(Website and app data records)
☆ ☆ ☆
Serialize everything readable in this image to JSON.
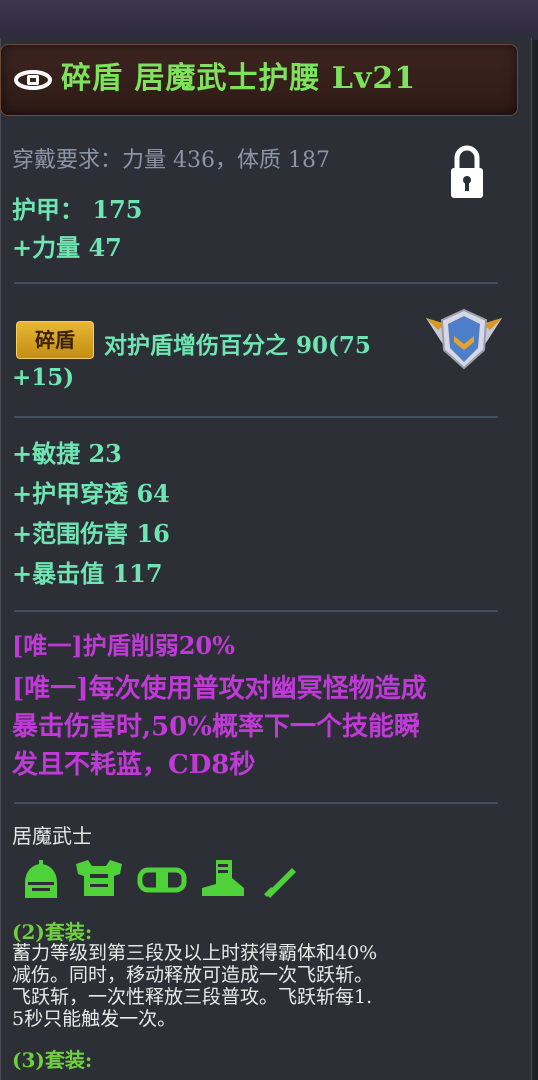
{
  "item": {
    "title": "碎盾 居魔武士护腰 Lv21",
    "requirement": "穿戴要求：力量 436，体质 187",
    "base_stats": [
      "护甲：  175",
      "+力量 47"
    ],
    "affix": {
      "badge": "碎盾",
      "text_line1": "对护盾增伤百分之 90(75",
      "text_line2": "+15)"
    },
    "extra_stats": [
      "+敏捷 23",
      "+护甲穿透 64",
      "+范围伤害 16",
      "+暴击值 117"
    ],
    "unique_lines": [
      "[唯一]护盾削弱20%",
      "[唯一]每次使用普攻对幽冥怪物造成",
      "暴击伤害时,50%概率下一个技能瞬",
      "发且不耗蓝，CD8秒"
    ],
    "set": {
      "name": "居魔武士",
      "piece_icons": [
        "helmet-icon",
        "armor-icon",
        "belt-icon",
        "boots-icon",
        "sword-icon"
      ],
      "bonus2_header": "(2)套装:",
      "bonus2_lines": [
        "蓄力等级到第三段及以上时获得霸体和40%",
        "减伤。同时，移动释放可造成一次飞跃斩。",
        "飞跃斩，一次性释放三段普攻。飞跃斩每1.",
        "5秒只能触发一次。"
      ],
      "bonus3_header": "(3)套装:"
    }
  },
  "colors": {
    "title": "#7ee25c",
    "stat": "#6ee5b2",
    "unique": "#c03ad8",
    "set_header": "#6ed03c",
    "badge": "#e8b735"
  }
}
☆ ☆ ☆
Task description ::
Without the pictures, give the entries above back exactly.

Answer to this exercise ::
Serialize everything readable in this image to JSON.
{
  "item": {
    "title": "碎盾 居魔武士护腰 Lv21",
    "requirement": "穿戴要求：力量 436，体质 187",
    "base_stats": [
      "护甲：  175",
      "+力量 47"
    ],
    "affix": {
      "badge": "碎盾",
      "text_line1": "对护盾增伤百分之 90(75",
      "text_line2": "+15)"
    },
    "extra_stats": [
      "+敏捷 23",
      "+护甲穿透 64",
      "+范围伤害 16",
      "+暴击值 117"
    ],
    "unique_lines": [
      "[唯一]护盾削弱20%",
      "[唯一]每次使用普攻对幽冥怪物造成",
      "暴击伤害时,50%概率下一个技能瞬",
      "发且不耗蓝，CD8秒"
    ],
    "set": {
      "name": "居魔武士",
      "piece_icons": [
        "helmet-icon",
        "armor-icon",
        "belt-icon",
        "boots-icon",
        "sword-icon"
      ],
      "bonus2_header": "(2)套装:",
      "bonus2_lines": [
        "蓄力等级到第三段及以上时获得霸体和40%",
        "减伤。同时，移动释放可造成一次飞跃斩。",
        "飞跃斩，一次性释放三段普攻。飞跃斩每1.",
        "5秒只能触发一次。"
      ],
      "bonus3_header": "(3)套装:"
    }
  },
  "colors": {
    "title": "#7ee25c",
    "stat": "#6ee5b2",
    "unique": "#c03ad8",
    "set_header": "#6ed03c",
    "badge": "#e8b735"
  }
}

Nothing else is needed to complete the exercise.